Lizard fails to survive surgery, GoFundMe dollars help Langley family offset medical bills

Guinevere, a pet bearded dragon, underwent an ovariectomy on Tuesday

A driver stopped by Saanich police following a road rage incident on April 15 was found to be impaired, in violation of a license restriction and in a damaged vehicle. They received a 90-day driving prohibition and a 30-day vehicle impound. (Saanich Police Traffic Safety Unit/Twitter)
Road rager fails breathalyzer on busy B.C. highway in vehicle he shouldn’t be driving

Saanich police say man was operating vehicle without required ignition lock

B.C. Premier John Horgan wears a protective face mask to help prevent the spread of COVID-19. THE CANADIAN PRESS/Jonathan Hayward
B.C. Premier John Horgan booked to get AstraZeneca shot Friday

‘Let’s show all British Columbians that the best vaccine is the one that’s available to you now,’ he said

Doses of the Moderna COVID‑19 vaccine in a freezer trailer, to be transported to Canada during the COVID-19 pandemic. THE CANADIAN PRESS/Nathan Denette
Pfizer to increase vaccine deliveries in Canada as Moderna supply slashed
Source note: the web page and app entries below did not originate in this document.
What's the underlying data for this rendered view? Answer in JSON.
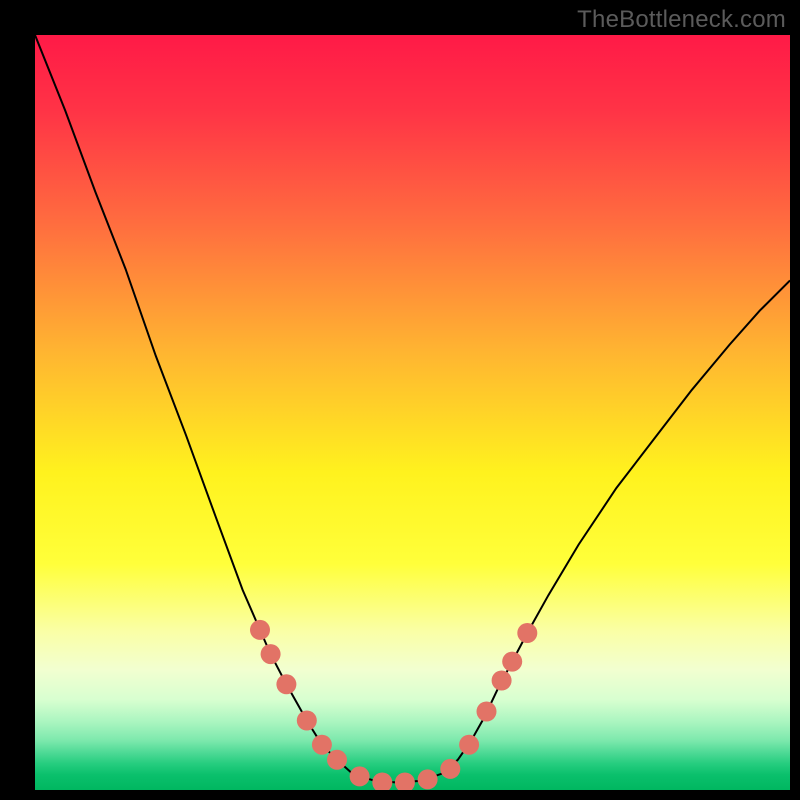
{
  "watermark": "TheBottleneck.com",
  "chart_data": {
    "type": "line",
    "title": "",
    "xlabel": "",
    "ylabel": "",
    "xlim": [
      0,
      1
    ],
    "ylim": [
      0,
      1
    ],
    "curve": [
      {
        "x": 0.0,
        "y": 1.0
      },
      {
        "x": 0.04,
        "y": 0.9
      },
      {
        "x": 0.08,
        "y": 0.792
      },
      {
        "x": 0.12,
        "y": 0.69
      },
      {
        "x": 0.16,
        "y": 0.575
      },
      {
        "x": 0.2,
        "y": 0.47
      },
      {
        "x": 0.24,
        "y": 0.36
      },
      {
        "x": 0.275,
        "y": 0.265
      },
      {
        "x": 0.298,
        "y": 0.212
      },
      {
        "x": 0.312,
        "y": 0.18
      },
      {
        "x": 0.333,
        "y": 0.14
      },
      {
        "x": 0.36,
        "y": 0.092
      },
      {
        "x": 0.38,
        "y": 0.06
      },
      {
        "x": 0.4,
        "y": 0.04
      },
      {
        "x": 0.42,
        "y": 0.022
      },
      {
        "x": 0.45,
        "y": 0.012
      },
      {
        "x": 0.48,
        "y": 0.01
      },
      {
        "x": 0.51,
        "y": 0.012
      },
      {
        "x": 0.54,
        "y": 0.022
      },
      {
        "x": 0.56,
        "y": 0.04
      },
      {
        "x": 0.578,
        "y": 0.066
      },
      {
        "x": 0.595,
        "y": 0.096
      },
      {
        "x": 0.612,
        "y": 0.132
      },
      {
        "x": 0.632,
        "y": 0.17
      },
      {
        "x": 0.652,
        "y": 0.208
      },
      {
        "x": 0.68,
        "y": 0.258
      },
      {
        "x": 0.72,
        "y": 0.325
      },
      {
        "x": 0.77,
        "y": 0.4
      },
      {
        "x": 0.82,
        "y": 0.465
      },
      {
        "x": 0.87,
        "y": 0.53
      },
      {
        "x": 0.92,
        "y": 0.59
      },
      {
        "x": 0.96,
        "y": 0.635
      },
      {
        "x": 1.0,
        "y": 0.675
      }
    ],
    "markers": [
      {
        "x": 0.298,
        "y": 0.212
      },
      {
        "x": 0.312,
        "y": 0.18
      },
      {
        "x": 0.333,
        "y": 0.14
      },
      {
        "x": 0.36,
        "y": 0.092
      },
      {
        "x": 0.38,
        "y": 0.06
      },
      {
        "x": 0.4,
        "y": 0.04
      },
      {
        "x": 0.43,
        "y": 0.018
      },
      {
        "x": 0.46,
        "y": 0.01
      },
      {
        "x": 0.49,
        "y": 0.01
      },
      {
        "x": 0.52,
        "y": 0.014
      },
      {
        "x": 0.55,
        "y": 0.028
      },
      {
        "x": 0.575,
        "y": 0.06
      },
      {
        "x": 0.598,
        "y": 0.104
      },
      {
        "x": 0.618,
        "y": 0.145
      },
      {
        "x": 0.632,
        "y": 0.17
      },
      {
        "x": 0.652,
        "y": 0.208
      }
    ],
    "gradient_stops": [
      {
        "offset": 0.0,
        "color": "#ff1a47"
      },
      {
        "offset": 0.1,
        "color": "#ff3346"
      },
      {
        "offset": 0.25,
        "color": "#ff6d3f"
      },
      {
        "offset": 0.42,
        "color": "#ffb531"
      },
      {
        "offset": 0.58,
        "color": "#fff21e"
      },
      {
        "offset": 0.7,
        "color": "#ffff3a"
      },
      {
        "offset": 0.79,
        "color": "#faffa6"
      },
      {
        "offset": 0.84,
        "color": "#f2ffd0"
      },
      {
        "offset": 0.88,
        "color": "#d8ffd0"
      },
      {
        "offset": 0.91,
        "color": "#aaf5c0"
      },
      {
        "offset": 0.935,
        "color": "#7be8ac"
      },
      {
        "offset": 0.95,
        "color": "#4fda96"
      },
      {
        "offset": 0.965,
        "color": "#26cd7f"
      },
      {
        "offset": 0.98,
        "color": "#0ac06c"
      },
      {
        "offset": 1.0,
        "color": "#00b760"
      }
    ],
    "marker_color": "#e27366",
    "curve_color": "#000000"
  }
}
Moderna plans to ship 650,000 doses of its vaccine to Canada by the end of the month, instead of the expected 1.2 million

Dr. Bonnie Henry speaks about the province’s COVID-19 vaccine plans during a news conference at the legislature in Victoria. THE CANADIAN PRESS/Chad Hipolito
P.1 variant likely highest in B.C. due to more testing for it: Dr. Henry

Overall, just under 60% of new daily cases in the province involve variants

The father of Aaliyah Rosa planted a tree and laid a plaque in her memory in 2018. (Langley Advance Times files)
Final witness will extend Langley child murder trial into May or June

Lengthy trial began last autumn with COVID and other factors forcing it to take longer than expected

A crossing guard stops traffic as students wearing face masks to curb the spread of COVID-19 arrive at Ecole Woodward Hill Elementary School, in Surrey, B.C., on Tuesday, February 23, 2021. A number of schools in the Fraser Health region, including Woodward Hill, have reported cases of the B.1.7.7 COVID-19 variant first detected in the U.K. THE CANADIAN PRESS/Darryl Dyck
COVID-infected students in Lower Mainland schools transmitting to 1 to 2 others: data

Eight to 13 per cent of COVID cases among students in the Lower Mainland were acquired in schools, B.C. says

Most Read